Responding to a question about Medicare, he said his plan would not affect Americans 55 and over, and would offer “greater choices to those under that age.”
Romney said his plan “for the next generation” would ensure that “Medicare benefits are higher for lower-income and middle-income people than they are for higher-income people. In my view, higher-income people should not get as much support from Medicare as do the people who rely upon it — those of modest incomes.”
Among those invited to participate in the call were such organizations as the Orthodox Union, the Orthodox Rabbinical Council of America, the Conservative movement’s Rabbinical Assembly, and the Reform movement’s Central Conference of American Rabbis.

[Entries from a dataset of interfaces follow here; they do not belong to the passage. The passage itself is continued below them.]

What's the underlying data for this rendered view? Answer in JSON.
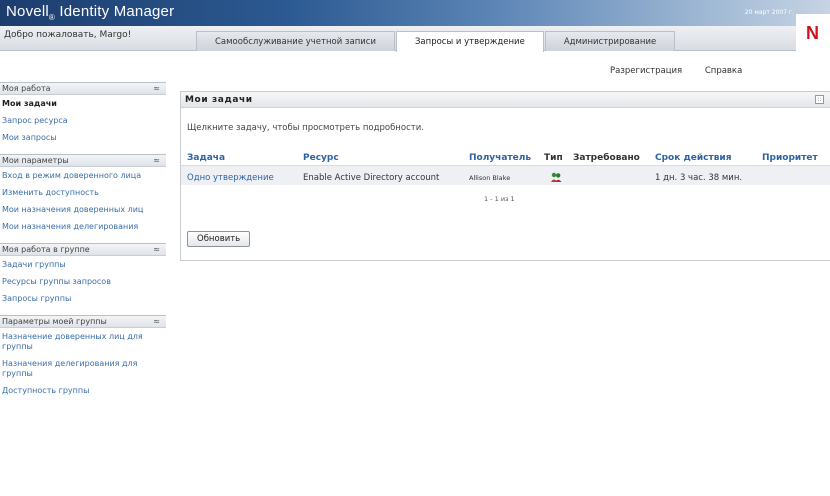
{
  "header": {
    "brand": "Novell",
    "brand_mark": "®",
    "brand_product": " Identity Manager",
    "date": "20 март 2007 г.",
    "logo_letter": "N",
    "welcome": "Добро пожаловать, Margo!"
  },
  "tabs": [
    {
      "label": "Самообслуживание учетной записи",
      "active": false
    },
    {
      "label": "Запросы и утверждение",
      "active": true
    },
    {
      "label": "Администрирование",
      "active": false
    }
  ],
  "toplinks": {
    "logout": "Разрегистрация",
    "help": "Справка"
  },
  "sidebar": {
    "sections": [
      {
        "title": "Моя работа",
        "items": [
          "Мои задачи",
          "Запрос ресурса",
          "Мои запросы"
        ]
      },
      {
        "title": "Мои параметры",
        "items": [
          "Вход в режим доверенного лица",
          "Изменить доступность",
          "Мои назначения доверенных лиц",
          "Мои назначения делегирования"
        ]
      },
      {
        "title": "Моя работа в группе",
        "items": [
          "Задачи группы",
          "Ресурсы группы запросов",
          "Запросы группы"
        ]
      },
      {
        "title": "Параметры моей группы",
        "items": [
          "Назначение доверенных лиц для группы",
          "Назначения делегирования для группы",
          "Доступность группы"
        ]
      }
    ],
    "collapse_glyph": "≈"
  },
  "panel": {
    "title": "Мои задачи",
    "hint": "Щелкните задачу, чтобы просмотреть подробности.",
    "columns": [
      "Задача",
      "Ресурс",
      "Получатель",
      "Тип",
      "Затребовано",
      "Срок действия",
      "Приоритет"
    ],
    "rows": [
      {
        "task": "Одно утверждение",
        "resource": "Enable Active Directory account",
        "recipient": "Allison Blake",
        "type_icon": "approval-people-icon",
        "requested": "",
        "expires": "1 дн. 3 час. 38 мин.",
        "priority": ""
      }
    ],
    "pager": "1 - 1 из 1",
    "refresh_label": "Обновить"
  },
  "colors": {
    "link": "#2f63a3",
    "logo_red": "#d2111b",
    "header_dark": "#1d3d6e"
  }
}
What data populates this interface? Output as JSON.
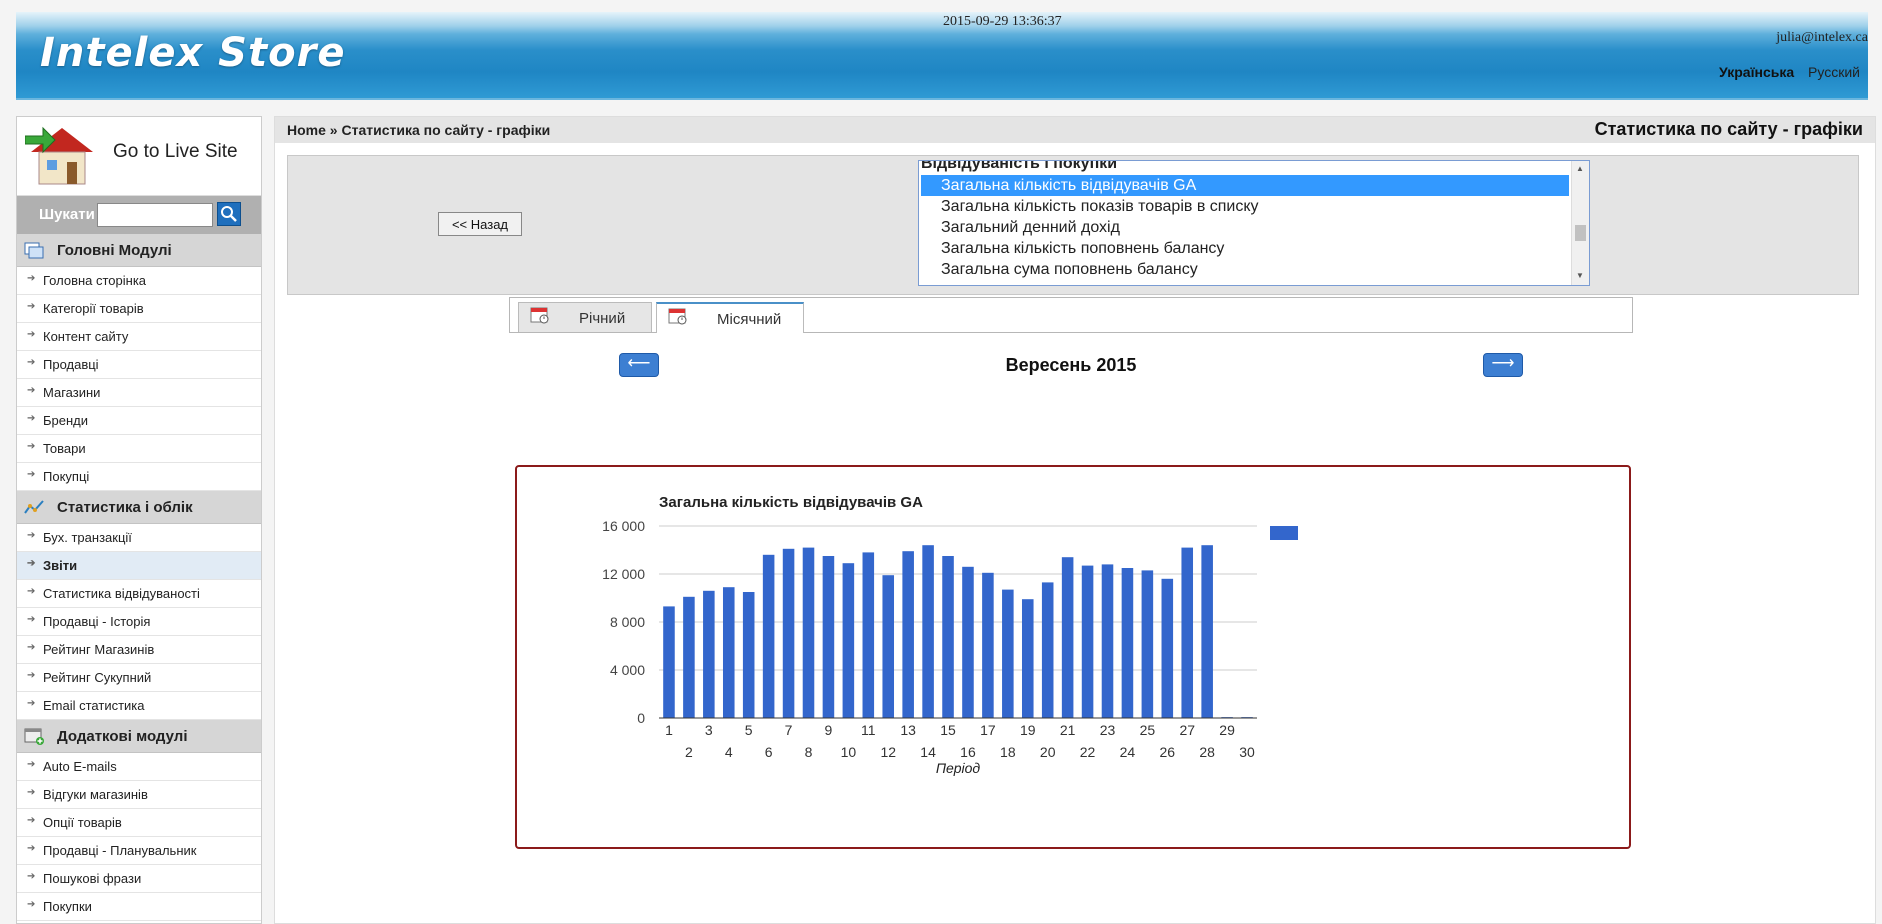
{
  "header": {
    "logo": "Intelex Store",
    "datetime": "2015-09-29 13:36:37",
    "user_email": "julia@intelex.ca",
    "languages": [
      "Українська",
      "Русский"
    ]
  },
  "sidebar": {
    "go_live": "Go to Live Site",
    "search_label": "Шукати",
    "search_value": "",
    "sections": [
      {
        "title": "Головні Модулі",
        "items": [
          "Головна сторінка",
          "Категорії товарів",
          "Контент сайту",
          "Продавці",
          "Магазини",
          "Бренди",
          "Товари",
          "Покупці"
        ]
      },
      {
        "title": "Статистика і облік",
        "items": [
          "Бух. транзакції",
          "Звіти",
          "Статистика відвідуваності",
          "Продавці - Історія",
          "Рейтинг Магазинів",
          "Рейтинг Сукупний",
          "Email статистика"
        ]
      },
      {
        "title": "Додаткові модулі",
        "items": [
          "Auto E-mails",
          "Відгуки магазинів",
          "Опції товарів",
          "Продавці - Планувальник",
          "Пошукові фрази",
          "Покупки"
        ]
      }
    ],
    "active_item": "Звіти"
  },
  "breadcrumb": {
    "home": "Home",
    "separator": "»",
    "current": "Статистика по сайту - графіки"
  },
  "page_title": "Статистика по сайту - графіки",
  "back_button": "<< Назад",
  "metric_list": {
    "group": "Відвідуваність і покупки",
    "options": [
      "Загальна кількість відвідувачів GA",
      "Загальна кількість показів товарів в списку",
      "Загальний денний дохід",
      "Загальна кількість поповнень балансу",
      "Загальна сума поповнень балансу"
    ],
    "selected": "Загальна кількість відвідувачів GA"
  },
  "tabs": [
    {
      "label": "Річний",
      "active": false
    },
    {
      "label": "Місячний",
      "active": true
    }
  ],
  "period_title": "Вересень 2015",
  "colors": {
    "bar": "#3366cc",
    "chart_border": "#8b1a1a",
    "selected_option": "#3399ff"
  },
  "chart_data": {
    "type": "bar",
    "title": "Загальна кількість відвідувачів GA",
    "xlabel": "Період",
    "ylabel": "",
    "ylim": [
      0,
      16000
    ],
    "yticks": [
      0,
      4000,
      8000,
      12000,
      16000
    ],
    "ytick_labels": [
      "0",
      "4 000",
      "8 000",
      "12 000",
      "16 000"
    ],
    "categories": [
      "1",
      "2",
      "3",
      "4",
      "5",
      "6",
      "7",
      "8",
      "9",
      "10",
      "11",
      "12",
      "13",
      "14",
      "15",
      "16",
      "17",
      "18",
      "19",
      "20",
      "21",
      "22",
      "23",
      "24",
      "25",
      "26",
      "27",
      "28",
      "29",
      "30"
    ],
    "series": [
      {
        "values": [
          9300,
          10100,
          10600,
          10900,
          10500,
          13600,
          14100,
          14200,
          13500,
          12900,
          13800,
          11900,
          13900,
          14400,
          13500,
          12600,
          12100,
          10700,
          9900,
          11300,
          13400,
          12700,
          12800,
          12500,
          12300,
          11600,
          14200,
          14400,
          0,
          0
        ]
      }
    ],
    "legend": "right",
    "grid": true
  }
}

One disappointed listener was Rabbi Bernhard Rosenberg of Congregation Beth-El in Edison, who has been pressing for the formation of a Rabbis for Romney group to counter the Rabbis for Obama list announced earlier this month.
Obama conducted his own conference call with some 1,200 rabbis on Sept. 14. Grant Starrett, coalitions coordinator for Romney for President, declined to say how many participated in Romney’s call.
“I think Romney felt he had to do the same thing Obama did,” said Rosenberg. “Both of them were courtesy calls to the Jewish community around the High Holy Days. I think both of them didn’t shed any new light on any issues. They were just political in nature and left the feeling they should communicate with the Jewish community. There was no insight, and it wasn’t expected.”
The New York Region of the Republican Jewish Coalition will host phone banks each week in the area from now until the election. The first will be held Thursday, Sept. 27, 6:30-8:30 p.m. at the North Brunswick home of David and Claire Rosenthal.